Daily Legislative Brief from January 27, 2020
Legal & Judicial
SB 478 – Relating to Motor Vehicle Rentals
On Monday, January 27, SB 478 by Senator Keith Perry (R-Gainesville) was heard by the Senate Innovation, Industry, and Technology Committee and was reported favorable with 9 yeas and 0 nays. AIF’s Senior Vice President of State and Federal Affairs, Brewster Bevis, stood in support of this legislation.
Currently, rental car companies levee a daily surcharge of $2 per day that is paid by individuals renting cars. Peer-to-peer vehicle sharing programs are typically app-based platforms where owners can list and lease their personal vehicles for a pre-determined time and rate. Presently, these car sharing services are exempt from the rental car surcharge. The proceeds from the rental car surcharge paid by consumers who rent vehicles goes to build and maintain the state’s infrastructure, which is very important to Florida businesses statewide.
The bill amends current Florida statute which establishes a surcharge on the lease or rental of a motor vehicle, to extend the surcharge to peer-to-peer vehicle sharing programs. The fee amounts to $2 per day on rentals over 24 hours and drops to $1 for rentals of less than 24 hours. The bill also establishes operational requirements for peer-to-peer vehicle sharing programs, such as insurance requirements to prevent a lapse in insurance coverage should an accident occur.
SB 478 will now move to the Senate Banking and Insurance Committee.
AIF supports the proposed measures in this bill to hold all rental car services accountable, regardless of how the vehicle is accessed.
SB 1464 – Relating to Underground Facility Damage Prevention and Safety
On Monday, January 27, SB 1464 by Senator Anitere Flores (R-Miami) was heard by the Senate Infrastructure and Security Committee and was reported favorable with 7 yeas and 0 nays.
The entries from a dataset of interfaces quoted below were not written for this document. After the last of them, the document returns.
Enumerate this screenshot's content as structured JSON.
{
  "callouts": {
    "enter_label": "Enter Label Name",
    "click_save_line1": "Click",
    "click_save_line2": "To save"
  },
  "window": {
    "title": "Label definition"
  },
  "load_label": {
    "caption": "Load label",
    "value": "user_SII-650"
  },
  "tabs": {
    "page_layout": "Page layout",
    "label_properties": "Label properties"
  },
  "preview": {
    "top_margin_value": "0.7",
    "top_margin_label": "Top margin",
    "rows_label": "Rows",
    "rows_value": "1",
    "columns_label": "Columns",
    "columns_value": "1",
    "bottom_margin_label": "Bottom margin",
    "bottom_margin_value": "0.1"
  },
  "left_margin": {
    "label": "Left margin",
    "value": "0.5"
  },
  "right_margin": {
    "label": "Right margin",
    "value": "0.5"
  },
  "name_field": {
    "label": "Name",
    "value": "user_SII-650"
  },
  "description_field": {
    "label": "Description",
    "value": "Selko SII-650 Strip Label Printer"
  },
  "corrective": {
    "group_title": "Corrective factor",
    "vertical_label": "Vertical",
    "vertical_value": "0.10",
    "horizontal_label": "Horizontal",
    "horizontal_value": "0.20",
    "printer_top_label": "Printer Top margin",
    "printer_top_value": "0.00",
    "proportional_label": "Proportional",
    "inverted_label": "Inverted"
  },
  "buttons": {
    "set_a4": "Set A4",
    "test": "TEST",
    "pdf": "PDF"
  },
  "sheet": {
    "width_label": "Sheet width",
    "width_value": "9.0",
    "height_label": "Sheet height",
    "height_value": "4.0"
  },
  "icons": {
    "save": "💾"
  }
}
AIF stood in support of this legislation.
Chapter 556, F.S., is the “Underground Facility Damage Prevention and Safety Act” (Act). The stated purpose of the Act is to identify and locate underground facilities prior to an excavation or demolition to prevent injury to persons or property or interruption of services resulting from damage to those facilities. To accomplish this, the Act creates a not-for-profit corporation (Sunshine 811) to administer a free-access notification system.
The bill amends the Florida statute to:
- Expand the list of entities that may issue citations for violations to include the State Fire Marshal and local fire chiefs.
- Increase the maximum civil penalty (up to $2,500 plus 5 percent, in addition to any other court costs) for certain violations that involve an underground pipe or facility transporting hazardous materials;
- Require each clerk of court to submit an annual report to the State Fire Marshal listing each violation notice;
- Require Sunshine 811 to transmit reports of incidents that involve high-priority subsurface installations (HPSI) for investigation; and
- Create an “underground facility damage prevention review panel” under the State Fire Marshal for the purpose of reviewing complaints of alleged violations.
SB 1464 will now move to the Senate Banking and Insurance Committee.
AIF supports legislation that enhances the 811 program and penalties to curb detrimental practices which lead to damaged infrastructure that causes unnecessary service interruptions, safety issues and increasing repair costs.
SB 1382 – Relating to Environmental Resource Management
On Monday, January 27, SB 1382 by Senator Ben Albritton (R-Bartow) was heard by the Senate Environment and Natural Resources Committee and was reported favorable with 4 yeas and 0 nays. AIF stood in support of this legislation.
Phosphorus and nitrogen are naturally present in water and are essential nutrients for the healthy growth of plant and animal life. The correct balance of both nutrients is necessary for a healthy ecosystem; however, excessive nitrogen and phosphorus can cause significant water quality problems. Phosphorus and nitrogen are derived from natural and human-made sources. Natural inputs include the atmosphere, soils, and the decay of plants and animals. Human-made sources include sewage disposal systems (wastewater treatment facilities and septic systems), overflows of storm and sanitary sewers (untreated sewage), agricultural production and irrigation practices, and stormwater runoff.
The bill includes recommendations from the Blue-Green Algae Task Force. The major topics in this bill include onside sewage treatment and disposal systems (OSTDSs, commonly known as septic systems), wastewater, stormwater, agriculture, and biosolids. The bill also addresses basin management action plans which address watersheds and basins tributary to an affected water body in an effort to reduce pollutants flowing into the water body.
In addition, the bill requires that local governments may not extend legal standing or legal rights to plants, animals, a body of water, or any additional part of the natural environment.
SB 1382 will now move to the Senate Appropriations Subcommittee on Agriculture, Environment and General Government.
AIF supports legislation that addresses the existing water quality issues as Florida’s businesses and citizens alike rely on access to clean, uncontaminated water. This legislation also protects Florida businesses from lawsuits by defining that people cannot sue on behalf of inanimate objects, i.e. rivers, lakes, streams etc.